What to work on:
Filter the entries below, keeping every line that has the word "وارنیش".

Listed records:
***
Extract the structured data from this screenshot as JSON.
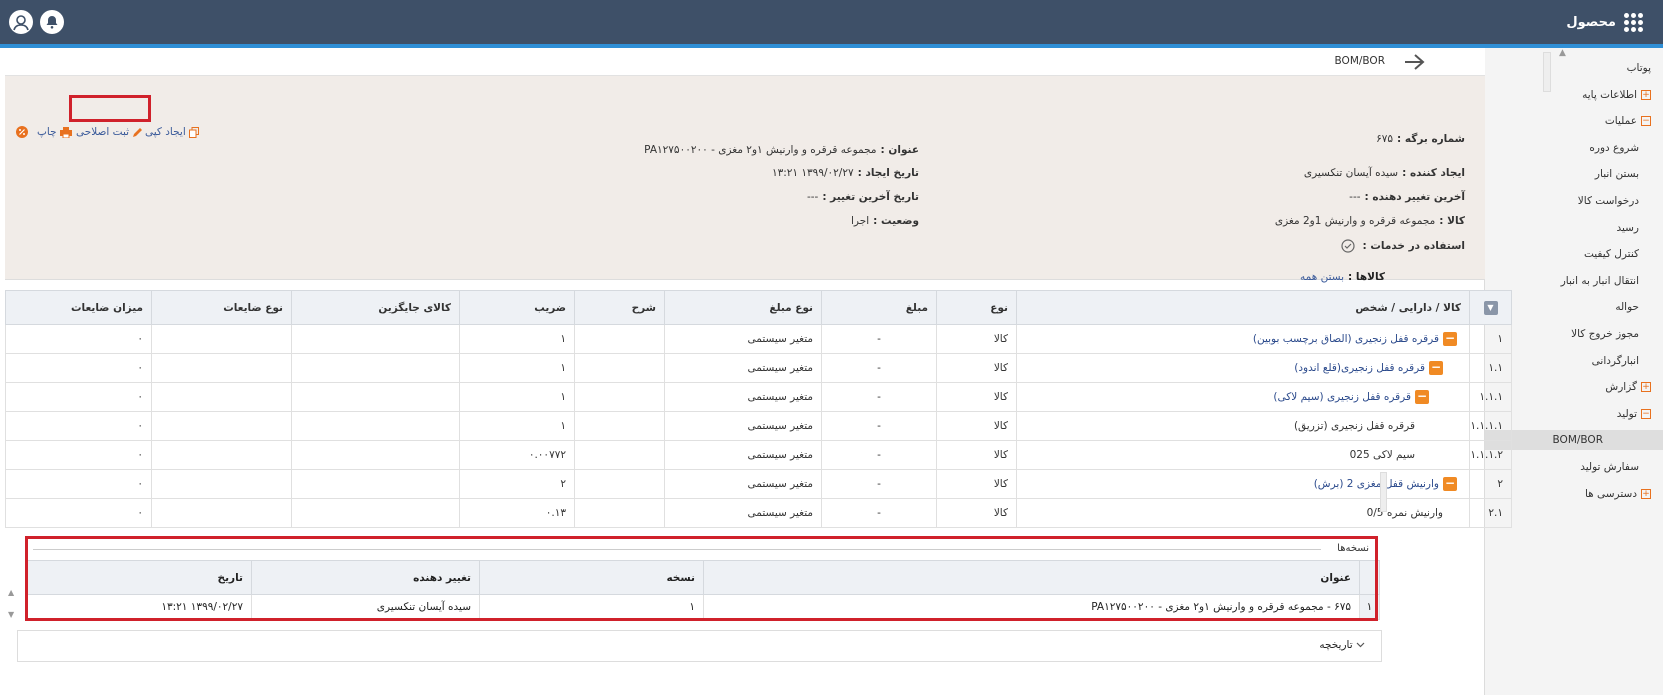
{
  "header": {
    "brand": "محصول"
  },
  "breadcrumb": {
    "title": "BOM/BOR"
  },
  "sidebar": {
    "items": [
      {
        "label": "پوتاب",
        "toggle": "",
        "sub": false
      },
      {
        "label": "اطلاعات پایه",
        "toggle": "+",
        "sub": false
      },
      {
        "label": "عملیات",
        "toggle": "−",
        "sub": false
      },
      {
        "label": "شروع دوره",
        "toggle": "",
        "sub": true
      },
      {
        "label": "بستن انبار",
        "toggle": "",
        "sub": true
      },
      {
        "label": "درخواست کالا",
        "toggle": "",
        "sub": true
      },
      {
        "label": "رسید",
        "toggle": "",
        "sub": true
      },
      {
        "label": "کنترل کیفیت",
        "toggle": "",
        "sub": true
      },
      {
        "label": "انتقال انبار به انبار",
        "toggle": "",
        "sub": true
      },
      {
        "label": "حواله",
        "toggle": "",
        "sub": true
      },
      {
        "label": "مجوز خروج کالا",
        "toggle": "",
        "sub": true
      },
      {
        "label": "انبارگردانی",
        "toggle": "",
        "sub": true
      },
      {
        "label": "گزارش",
        "toggle": "+",
        "sub": false
      },
      {
        "label": "تولید",
        "toggle": "−",
        "sub": false
      },
      {
        "label": "BOM/BOR",
        "toggle": "",
        "sub": true,
        "active": true
      },
      {
        "label": "سفارش تولید",
        "toggle": "",
        "sub": true
      },
      {
        "label": "دسترسی ها",
        "toggle": "+",
        "sub": false
      }
    ]
  },
  "info": {
    "sheet_no_label": "شماره برگه :",
    "sheet_no": "۶۷۵",
    "creator_label": "ایجاد کننده :",
    "creator": "سیده آیسان تنکسیری",
    "last_modifier_label": "آخرین تغییر دهنده :",
    "last_modifier": "---",
    "item_label": "کالا :",
    "item": "مجموعه قرقره و وارنیش 1و2 مغزی",
    "service_label": "استفاده در خدمات :",
    "title_label": "عنوان :",
    "title": "مجموعه قرقره و وارنیش ۱و۲ مغزی - PA۱۲۷۵۰۰۲۰۰",
    "created_label": "تاریخ ایجاد :",
    "created": "۱۳۹۹/۰۲/۲۷ ۱۳:۲۱",
    "modified_label": "تاریخ آخرین تغییر :",
    "modified": "---",
    "status_label": "وضعیت :",
    "status": "اجرا"
  },
  "actions": {
    "copy": "ایجاد کپی",
    "revise": "ثبت اصلاحی",
    "print": "چاپ"
  },
  "goods": {
    "title": "کالاها :",
    "collapse_all": "بستن همه",
    "columns": [
      "",
      "کالا / دارایی / شخص",
      "نوع",
      "مبلغ",
      "نوع مبلغ",
      "شرح",
      "ضریب",
      "کالای جایگزین",
      "نوع ضایعات",
      "میزان ضایعات"
    ],
    "rows": [
      {
        "num": "۱",
        "name": "قرقره قفل زنجیری (الصاق برچسب بوبین)",
        "indent": 0,
        "toggle": true,
        "type": "کالا",
        "amount": "-",
        "amount_type": "متغیر سیستمی",
        "desc": "",
        "factor": "۱",
        "alt": "",
        "waste_type": "",
        "waste": "۰"
      },
      {
        "num": "۱.۱",
        "name": "قرقره قفل زنجیری(قلع اندود)",
        "indent": 1,
        "toggle": true,
        "type": "کالا",
        "amount": "-",
        "amount_type": "متغیر سیستمی",
        "desc": "",
        "factor": "۱",
        "alt": "",
        "waste_type": "",
        "waste": "۰"
      },
      {
        "num": "۱.۱.۱",
        "name": "قرقره قفل زنجیری (سیم لاکی)",
        "indent": 2,
        "toggle": true,
        "type": "کالا",
        "amount": "-",
        "amount_type": "متغیر سیستمی",
        "desc": "",
        "factor": "۱",
        "alt": "",
        "waste_type": "",
        "waste": "۰"
      },
      {
        "num": "۱.۱.۱.۱",
        "name": "قرقره قفل زنجیری (تزریق)",
        "indent": 3,
        "toggle": false,
        "type": "کالا",
        "amount": "-",
        "amount_type": "متغیر سیستمی",
        "desc": "",
        "factor": "۱",
        "alt": "",
        "waste_type": "",
        "waste": "۰"
      },
      {
        "num": "۱.۱.۱.۲",
        "name": "سیم لاکی 025",
        "indent": 3,
        "toggle": false,
        "type": "کالا",
        "amount": "-",
        "amount_type": "متغیر سیستمی",
        "desc": "",
        "factor": "۰.۰۰۷۷۲",
        "alt": "",
        "waste_type": "",
        "waste": "۰"
      },
      {
        "num": "۲",
        "name": "وارنیش قفل مغزی 2 (برش)",
        "indent": 0,
        "toggle": true,
        "type": "کالا",
        "amount": "-",
        "amount_type": "متغیر سیستمی",
        "desc": "",
        "factor": "۲",
        "alt": "",
        "waste_type": "",
        "waste": "۰"
      },
      {
        "num": "۲.۱",
        "name": "وارنیش نمره 0/5",
        "indent": 1,
        "toggle": false,
        "type": "کالا",
        "amount": "-",
        "amount_type": "متغیر سیستمی",
        "desc": "",
        "factor": "۰.۱۳",
        "alt": "",
        "waste_type": "",
        "waste": "۰"
      }
    ]
  },
  "versions": {
    "title": "نسخه‌ها",
    "columns": [
      "",
      "عنوان",
      "نسخه",
      "تغییر دهنده",
      "تاریخ"
    ],
    "rows": [
      {
        "num": "۱",
        "title": "۶۷۵ - مجموعه قرقره و وارنیش ۱و۲ مغزی - PA۱۲۷۵۰۰۲۰۰",
        "version": "۱",
        "modifier": "سیده آیسان تنکسیری",
        "date": "۱۳۹۹/۰۲/۲۷ ۱۳:۲۱"
      }
    ]
  },
  "history": {
    "title": "تاریخچه"
  },
  "colors": {
    "topbar": "#3e5068",
    "accent": "#2f8fd6",
    "highlight": "#d0212b",
    "toggle": "#f08a24"
  }
}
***
Exercise output:
    "item": "مجموعه قرقره و وارنیش 1و2 مغزی",
    "title": "مجموعه قرقره و وارنیش ۱و۲ مغزی - PA۱۲۷۵۰۰۲۰۰",
        "name": "وارنیش قفل مغزی 2 (برش)",
        "name": "وارنیش نمره 0/5",
        "title": "۶۷۵ - مجموعه قرقره و وارنیش ۱و۲ مغزی - PA۱۲۷۵۰۰۲۰۰",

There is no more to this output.